Start of Data supplied
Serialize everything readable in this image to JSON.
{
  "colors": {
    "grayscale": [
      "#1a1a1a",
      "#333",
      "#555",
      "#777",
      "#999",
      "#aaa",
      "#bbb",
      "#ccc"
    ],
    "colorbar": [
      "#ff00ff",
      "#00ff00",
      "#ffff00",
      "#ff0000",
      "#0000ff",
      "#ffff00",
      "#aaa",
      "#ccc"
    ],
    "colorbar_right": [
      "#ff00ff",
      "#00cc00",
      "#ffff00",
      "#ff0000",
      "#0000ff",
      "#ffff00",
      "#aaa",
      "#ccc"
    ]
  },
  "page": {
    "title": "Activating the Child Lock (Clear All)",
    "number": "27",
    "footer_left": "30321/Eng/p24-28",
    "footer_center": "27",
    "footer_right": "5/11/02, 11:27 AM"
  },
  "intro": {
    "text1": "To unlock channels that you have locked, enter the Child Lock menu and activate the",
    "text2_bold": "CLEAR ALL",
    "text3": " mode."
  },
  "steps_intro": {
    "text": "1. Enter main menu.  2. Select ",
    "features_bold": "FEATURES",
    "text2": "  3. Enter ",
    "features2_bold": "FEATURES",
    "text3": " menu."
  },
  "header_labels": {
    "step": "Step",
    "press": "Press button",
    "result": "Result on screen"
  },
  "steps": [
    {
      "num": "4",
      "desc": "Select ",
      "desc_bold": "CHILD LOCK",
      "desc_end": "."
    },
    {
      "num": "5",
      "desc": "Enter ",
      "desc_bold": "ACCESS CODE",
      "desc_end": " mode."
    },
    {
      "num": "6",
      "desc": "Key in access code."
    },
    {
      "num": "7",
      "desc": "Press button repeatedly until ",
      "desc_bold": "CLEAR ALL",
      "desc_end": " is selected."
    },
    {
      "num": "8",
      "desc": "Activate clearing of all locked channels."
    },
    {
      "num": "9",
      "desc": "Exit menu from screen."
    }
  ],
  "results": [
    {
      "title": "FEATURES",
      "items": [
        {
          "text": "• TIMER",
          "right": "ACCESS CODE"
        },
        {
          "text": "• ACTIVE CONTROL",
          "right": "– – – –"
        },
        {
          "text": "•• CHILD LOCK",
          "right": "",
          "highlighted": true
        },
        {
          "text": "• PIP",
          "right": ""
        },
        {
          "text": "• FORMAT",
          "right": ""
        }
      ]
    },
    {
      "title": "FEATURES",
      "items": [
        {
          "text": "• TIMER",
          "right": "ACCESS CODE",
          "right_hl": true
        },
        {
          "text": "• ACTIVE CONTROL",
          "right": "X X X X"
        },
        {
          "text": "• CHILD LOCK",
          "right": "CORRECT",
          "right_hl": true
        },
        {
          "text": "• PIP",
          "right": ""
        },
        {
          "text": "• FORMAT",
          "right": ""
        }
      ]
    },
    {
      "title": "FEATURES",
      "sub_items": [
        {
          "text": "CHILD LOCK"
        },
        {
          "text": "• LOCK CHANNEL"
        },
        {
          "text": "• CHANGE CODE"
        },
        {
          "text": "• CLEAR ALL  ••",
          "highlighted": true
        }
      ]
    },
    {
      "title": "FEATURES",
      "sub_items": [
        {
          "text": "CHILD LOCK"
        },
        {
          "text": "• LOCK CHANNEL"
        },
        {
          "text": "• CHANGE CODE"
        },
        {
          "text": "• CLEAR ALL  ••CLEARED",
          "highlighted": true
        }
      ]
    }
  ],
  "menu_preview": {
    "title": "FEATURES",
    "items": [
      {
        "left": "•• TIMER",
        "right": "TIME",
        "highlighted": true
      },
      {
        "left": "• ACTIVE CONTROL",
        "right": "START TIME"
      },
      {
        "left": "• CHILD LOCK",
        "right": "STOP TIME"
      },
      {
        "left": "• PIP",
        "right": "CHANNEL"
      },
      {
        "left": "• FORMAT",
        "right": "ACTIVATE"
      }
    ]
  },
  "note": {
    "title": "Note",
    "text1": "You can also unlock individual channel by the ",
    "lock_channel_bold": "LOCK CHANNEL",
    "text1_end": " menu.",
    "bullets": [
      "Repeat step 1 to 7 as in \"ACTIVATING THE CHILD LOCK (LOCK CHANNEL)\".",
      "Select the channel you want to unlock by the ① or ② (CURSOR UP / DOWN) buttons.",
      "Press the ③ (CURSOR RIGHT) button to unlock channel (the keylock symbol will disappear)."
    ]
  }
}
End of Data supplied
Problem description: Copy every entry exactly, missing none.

Result:
Serialize everything readable in this image to JSON.
{
  "colors": {
    "grayscale": [
      "#1a1a1a",
      "#333",
      "#555",
      "#777",
      "#999",
      "#aaa",
      "#bbb",
      "#ccc"
    ],
    "colorbar": [
      "#ff00ff",
      "#00ff00",
      "#ffff00",
      "#ff0000",
      "#0000ff",
      "#ffff00",
      "#aaa",
      "#ccc"
    ],
    "colorbar_right": [
      "#ff00ff",
      "#00cc00",
      "#ffff00",
      "#ff0000",
      "#0000ff",
      "#ffff00",
      "#aaa",
      "#ccc"
    ]
  },
  "page": {
    "title": "Activating the Child Lock (Clear All)",
    "number": "27",
    "footer_left": "30321/Eng/p24-28",
    "footer_center": "27",
    "footer_right": "5/11/02, 11:27 AM"
  },
  "intro": {
    "text1": "To unlock channels that you have locked, enter the Child Lock menu and activate the",
    "text2_bold": "CLEAR ALL",
    "text3": " mode."
  },
  "steps_intro": {
    "text": "1. Enter main menu.  2. Select ",
    "features_bold": "FEATURES",
    "text2": "  3. Enter ",
    "features2_bold": "FEATURES",
    "text3": " menu."
  },
  "header_labels": {
    "step": "Step",
    "press": "Press button",
    "result": "Result on screen"
  },
  "steps": [
    {
      "num": "4",
      "desc": "Select ",
      "desc_bold": "CHILD LOCK",
      "desc_end": "."
    },
    {
      "num": "5",
      "desc": "Enter ",
      "desc_bold": "ACCESS CODE",
      "desc_end": " mode."
    },
    {
      "num": "6",
      "desc": "Key in access code."
    },
    {
      "num": "7",
      "desc": "Press button repeatedly until ",
      "desc_bold": "CLEAR ALL",
      "desc_end": " is selected."
    },
    {
      "num": "8",
      "desc": "Activate clearing of all locked channels."
    },
    {
      "num": "9",
      "desc": "Exit menu from screen."
    }
  ],
  "results": [
    {
      "title": "FEATURES",
      "items": [
        {
          "text": "• TIMER",
          "right": "ACCESS CODE"
        },
        {
          "text": "• ACTIVE CONTROL",
          "right": "– – – –"
        },
        {
          "text": "•• CHILD LOCK",
          "right": "",
          "highlighted": true
        },
        {
          "text": "• PIP",
          "right": ""
        },
        {
          "text": "• FORMAT",
          "right": ""
        }
      ]
    },
    {
      "title": "FEATURES",
      "items": [
        {
          "text": "• TIMER",
          "right": "ACCESS CODE",
          "right_hl": true
        },
        {
          "text": "• ACTIVE CONTROL",
          "right": "X X X X"
        },
        {
          "text": "• CHILD LOCK",
          "right": "CORRECT",
          "right_hl": true
        },
        {
          "text": "• PIP",
          "right": ""
        },
        {
          "text": "• FORMAT",
          "right": ""
        }
      ]
    },
    {
      "title": "FEATURES",
      "sub_items": [
        {
          "text": "CHILD LOCK"
        },
        {
          "text": "• LOCK CHANNEL"
        },
        {
          "text": "• CHANGE CODE"
        },
        {
          "text": "• CLEAR ALL  ••",
          "highlighted": true
        }
      ]
    },
    {
      "title": "FEATURES",
      "sub_items": [
        {
          "text": "CHILD LOCK"
        },
        {
          "text": "• LOCK CHANNEL"
        },
        {
          "text": "• CHANGE CODE"
        },
        {
          "text": "• CLEAR ALL  ••CLEARED",
          "highlighted": true
        }
      ]
    }
  ],
  "menu_preview": {
    "title": "FEATURES",
    "items": [
      {
        "left": "•• TIMER",
        "right": "TIME",
        "highlighted": true
      },
      {
        "left": "• ACTIVE CONTROL",
        "right": "START TIME"
      },
      {
        "left": "• CHILD LOCK",
        "right": "STOP TIME"
      },
      {
        "left": "• PIP",
        "right": "CHANNEL"
      },
      {
        "left": "• FORMAT",
        "right": "ACTIVATE"
      }
    ]
  },
  "note": {
    "title": "Note",
    "text1": "You can also unlock individual channel by the ",
    "lock_channel_bold": "LOCK CHANNEL",
    "text1_end": " menu.",
    "bullets": [
      "Repeat step 1 to 7 as in \"ACTIVATING THE CHILD LOCK (LOCK CHANNEL)\".",
      "Select the channel you want to unlock by the ① or ② (CURSOR UP / DOWN) buttons.",
      "Press the ③ (CURSOR RIGHT) button to unlock channel (the keylock symbol will disappear)."
    ]
  }
}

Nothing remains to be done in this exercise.